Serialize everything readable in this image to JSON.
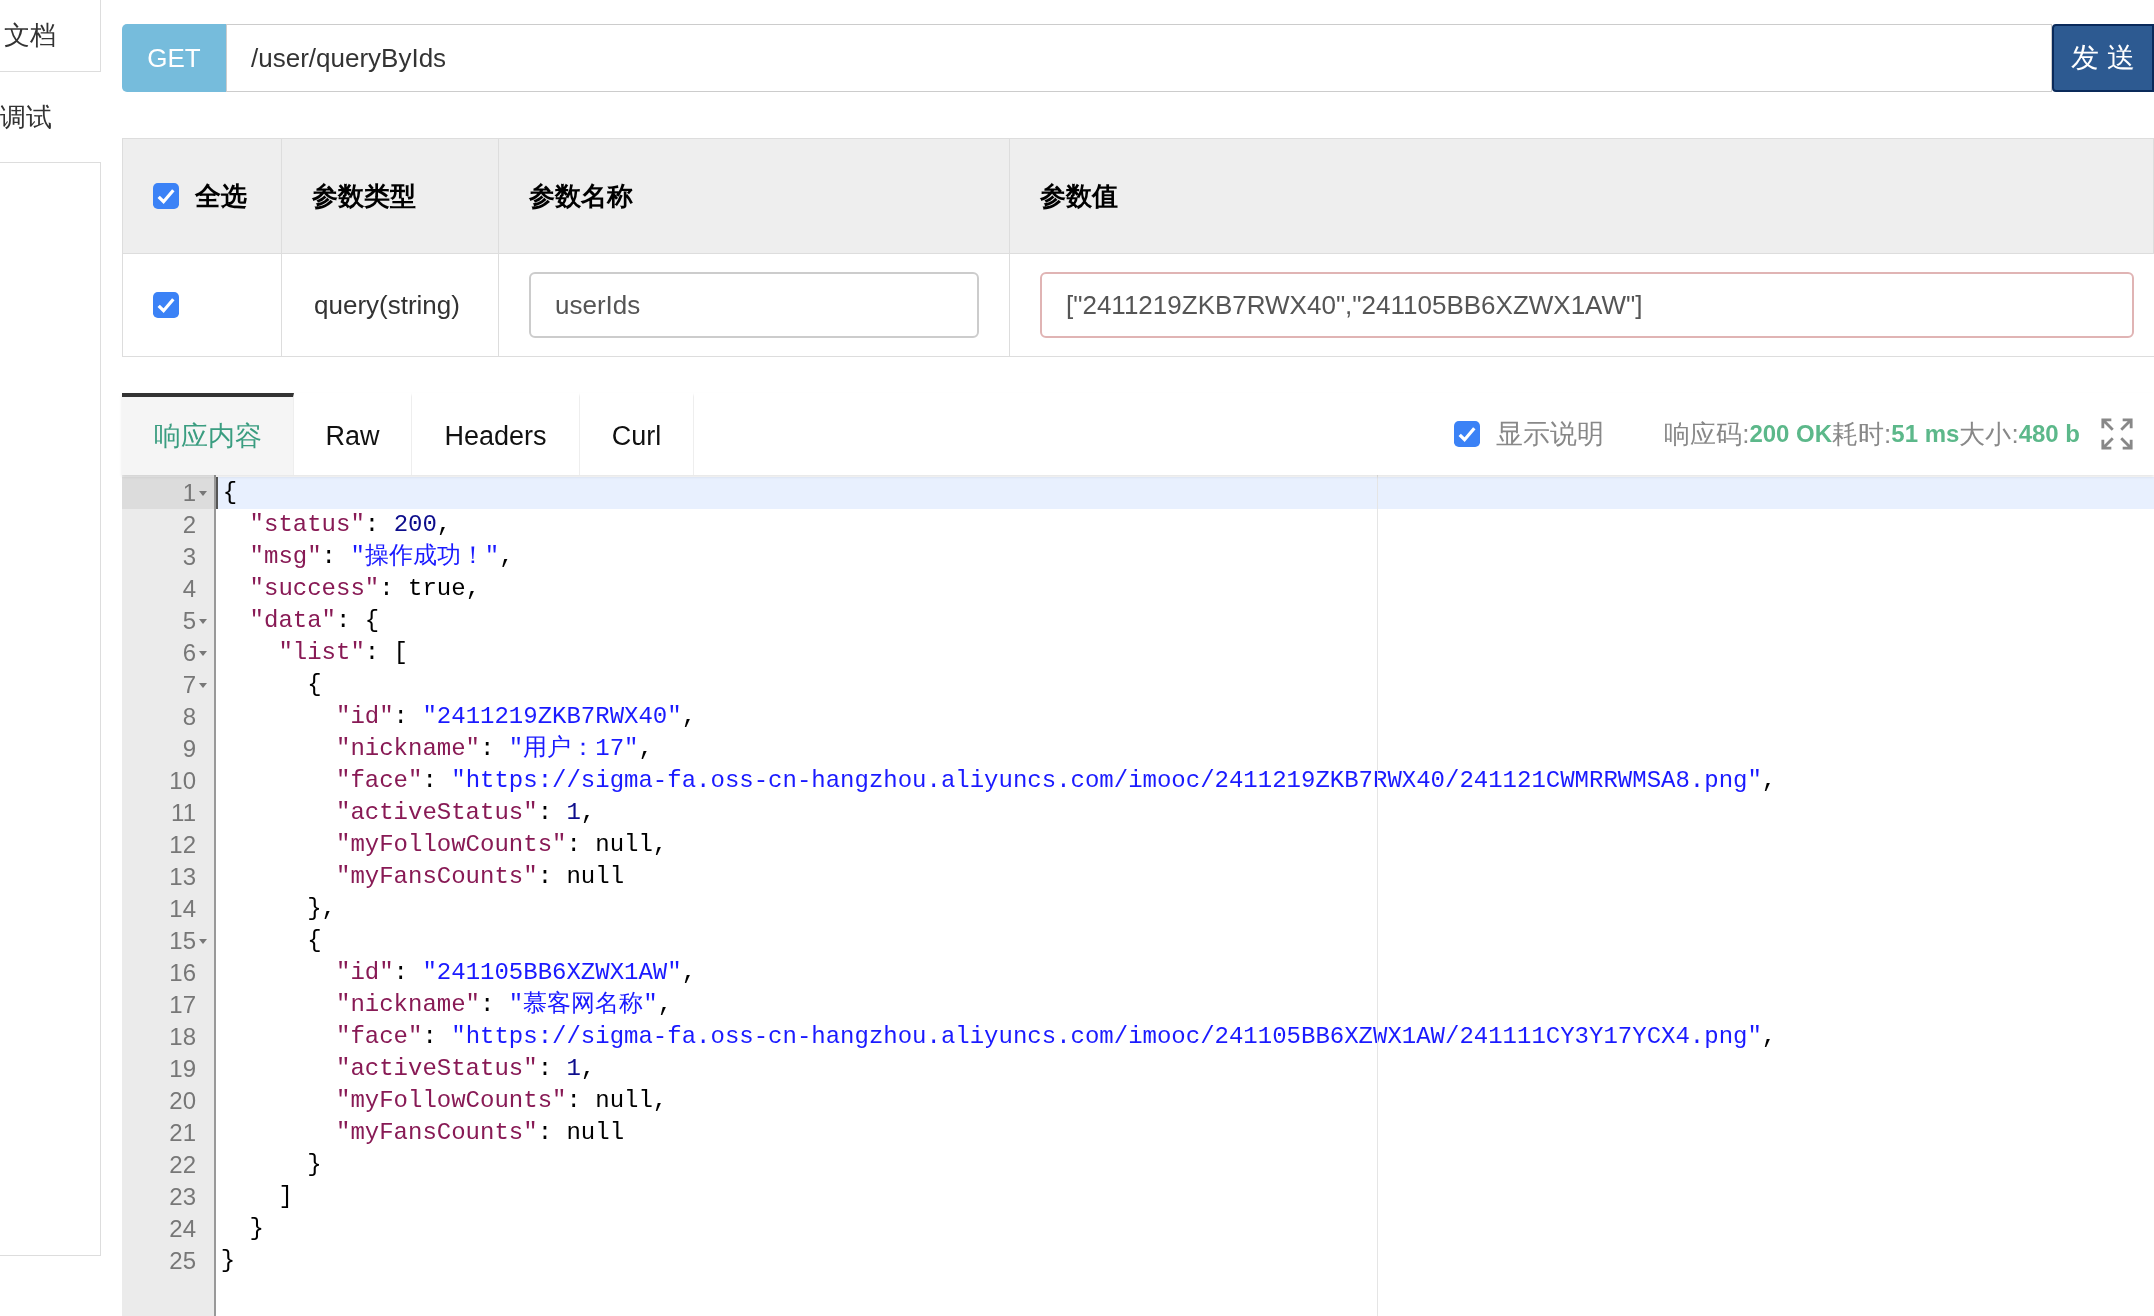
{
  "sidebar": {
    "items": [
      {
        "label": "文档",
        "boxed": true
      },
      {
        "label": "调试",
        "boxed": false
      }
    ]
  },
  "request": {
    "method": "GET",
    "url": "/user/queryByIds",
    "send_label": "发 送"
  },
  "params": {
    "select_all": {
      "label": "全选",
      "checked": true
    },
    "columns": [
      "参数类型",
      "参数名称",
      "参数值"
    ],
    "rows": [
      {
        "checked": true,
        "type": "query(string)",
        "name": "userIds",
        "value": "[\"2411219ZKB7RWX40\",\"241105BB6XZWX1AW\"]"
      }
    ]
  },
  "response": {
    "tabs": [
      {
        "label": "响应内容",
        "selected": true
      },
      {
        "label": "Raw",
        "selected": false
      },
      {
        "label": "Headers",
        "selected": false
      },
      {
        "label": "Curl",
        "selected": false
      }
    ],
    "show_description": {
      "label": "显示说明",
      "checked": true
    },
    "stats": [
      {
        "label": "响应码:",
        "value": "200 OK"
      },
      {
        "label": "耗时:",
        "value": "51 ms"
      },
      {
        "label": "大小:",
        "value": "480 b"
      }
    ],
    "lines": [
      {
        "number": "1",
        "fold": true,
        "active": true,
        "tokens": [
          {
            "kind": "punct",
            "text": "{"
          }
        ]
      },
      {
        "number": "2",
        "fold": false,
        "active": false,
        "tokens": [
          {
            "kind": "key",
            "text": "  \"status\""
          },
          {
            "kind": "punct",
            "text": ": "
          },
          {
            "kind": "number",
            "text": "200"
          },
          {
            "kind": "punct",
            "text": ","
          }
        ]
      },
      {
        "number": "3",
        "fold": false,
        "active": false,
        "tokens": [
          {
            "kind": "key",
            "text": "  \"msg\""
          },
          {
            "kind": "punct",
            "text": ": "
          },
          {
            "kind": "string",
            "text": "\"操作成功！\""
          },
          {
            "kind": "punct",
            "text": ","
          }
        ]
      },
      {
        "number": "4",
        "fold": false,
        "active": false,
        "tokens": [
          {
            "kind": "key",
            "text": "  \"success\""
          },
          {
            "kind": "punct",
            "text": ": true,"
          }
        ]
      },
      {
        "number": "5",
        "fold": true,
        "active": false,
        "tokens": [
          {
            "kind": "key",
            "text": "  \"data\""
          },
          {
            "kind": "punct",
            "text": ": {"
          }
        ]
      },
      {
        "number": "6",
        "fold": true,
        "active": false,
        "tokens": [
          {
            "kind": "key",
            "text": "    \"list\""
          },
          {
            "kind": "punct",
            "text": ": ["
          }
        ]
      },
      {
        "number": "7",
        "fold": true,
        "active": false,
        "tokens": [
          {
            "kind": "punct",
            "text": "      {"
          }
        ]
      },
      {
        "number": "8",
        "fold": false,
        "active": false,
        "tokens": [
          {
            "kind": "key",
            "text": "        \"id\""
          },
          {
            "kind": "punct",
            "text": ": "
          },
          {
            "kind": "string",
            "text": "\"2411219ZKB7RWX40\""
          },
          {
            "kind": "punct",
            "text": ","
          }
        ]
      },
      {
        "number": "9",
        "fold": false,
        "active": false,
        "tokens": [
          {
            "kind": "key",
            "text": "        \"nickname\""
          },
          {
            "kind": "punct",
            "text": ": "
          },
          {
            "kind": "string",
            "text": "\"用户：17\""
          },
          {
            "kind": "punct",
            "text": ","
          }
        ]
      },
      {
        "number": "10",
        "fold": false,
        "active": false,
        "tokens": [
          {
            "kind": "key",
            "text": "        \"face\""
          },
          {
            "kind": "punct",
            "text": ": "
          },
          {
            "kind": "string",
            "text": "\"https://sigma-fa.oss-cn-hangzhou.aliyuncs.com/imooc/2411219ZKB7RWX40/241121CWMRRWMSA8.png\""
          },
          {
            "kind": "punct",
            "text": ","
          }
        ]
      },
      {
        "number": "11",
        "fold": false,
        "active": false,
        "tokens": [
          {
            "kind": "key",
            "text": "        \"activeStatus\""
          },
          {
            "kind": "punct",
            "text": ": "
          },
          {
            "kind": "number",
            "text": "1"
          },
          {
            "kind": "punct",
            "text": ","
          }
        ]
      },
      {
        "number": "12",
        "fold": false,
        "active": false,
        "tokens": [
          {
            "kind": "key",
            "text": "        \"myFollowCounts\""
          },
          {
            "kind": "punct",
            "text": ": null,"
          }
        ]
      },
      {
        "number": "13",
        "fold": false,
        "active": false,
        "tokens": [
          {
            "kind": "key",
            "text": "        \"myFansCounts\""
          },
          {
            "kind": "punct",
            "text": ": null"
          }
        ]
      },
      {
        "number": "14",
        "fold": false,
        "active": false,
        "tokens": [
          {
            "kind": "punct",
            "text": "      },"
          }
        ]
      },
      {
        "number": "15",
        "fold": true,
        "active": false,
        "tokens": [
          {
            "kind": "punct",
            "text": "      {"
          }
        ]
      },
      {
        "number": "16",
        "fold": false,
        "active": false,
        "tokens": [
          {
            "kind": "key",
            "text": "        \"id\""
          },
          {
            "kind": "punct",
            "text": ": "
          },
          {
            "kind": "string",
            "text": "\"241105BB6XZWX1AW\""
          },
          {
            "kind": "punct",
            "text": ","
          }
        ]
      },
      {
        "number": "17",
        "fold": false,
        "active": false,
        "tokens": [
          {
            "kind": "key",
            "text": "        \"nickname\""
          },
          {
            "kind": "punct",
            "text": ": "
          },
          {
            "kind": "string",
            "text": "\"慕客网名称\""
          },
          {
            "kind": "punct",
            "text": ","
          }
        ]
      },
      {
        "number": "18",
        "fold": false,
        "active": false,
        "tokens": [
          {
            "kind": "key",
            "text": "        \"face\""
          },
          {
            "kind": "punct",
            "text": ": "
          },
          {
            "kind": "string",
            "text": "\"https://sigma-fa.oss-cn-hangzhou.aliyuncs.com/imooc/241105BB6XZWX1AW/241111CY3Y17YCX4.png\""
          },
          {
            "kind": "punct",
            "text": ","
          }
        ]
      },
      {
        "number": "19",
        "fold": false,
        "active": false,
        "tokens": [
          {
            "kind": "key",
            "text": "        \"activeStatus\""
          },
          {
            "kind": "punct",
            "text": ": "
          },
          {
            "kind": "number",
            "text": "1"
          },
          {
            "kind": "punct",
            "text": ","
          }
        ]
      },
      {
        "number": "20",
        "fold": false,
        "active": false,
        "tokens": [
          {
            "kind": "key",
            "text": "        \"myFollowCounts\""
          },
          {
            "kind": "punct",
            "text": ": null,"
          }
        ]
      },
      {
        "number": "21",
        "fold": false,
        "active": false,
        "tokens": [
          {
            "kind": "key",
            "text": "        \"myFansCounts\""
          },
          {
            "kind": "punct",
            "text": ": null"
          }
        ]
      },
      {
        "number": "22",
        "fold": false,
        "active": false,
        "tokens": [
          {
            "kind": "punct",
            "text": "      }"
          }
        ]
      },
      {
        "number": "23",
        "fold": false,
        "active": false,
        "tokens": [
          {
            "kind": "punct",
            "text": "    ]"
          }
        ]
      },
      {
        "number": "24",
        "fold": false,
        "active": false,
        "tokens": [
          {
            "kind": "punct",
            "text": "  }"
          }
        ]
      },
      {
        "number": "25",
        "fold": false,
        "active": false,
        "tokens": [
          {
            "kind": "punct",
            "text": "}"
          }
        ]
      }
    ]
  }
}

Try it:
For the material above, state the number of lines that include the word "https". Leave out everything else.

Response to this exercise:
2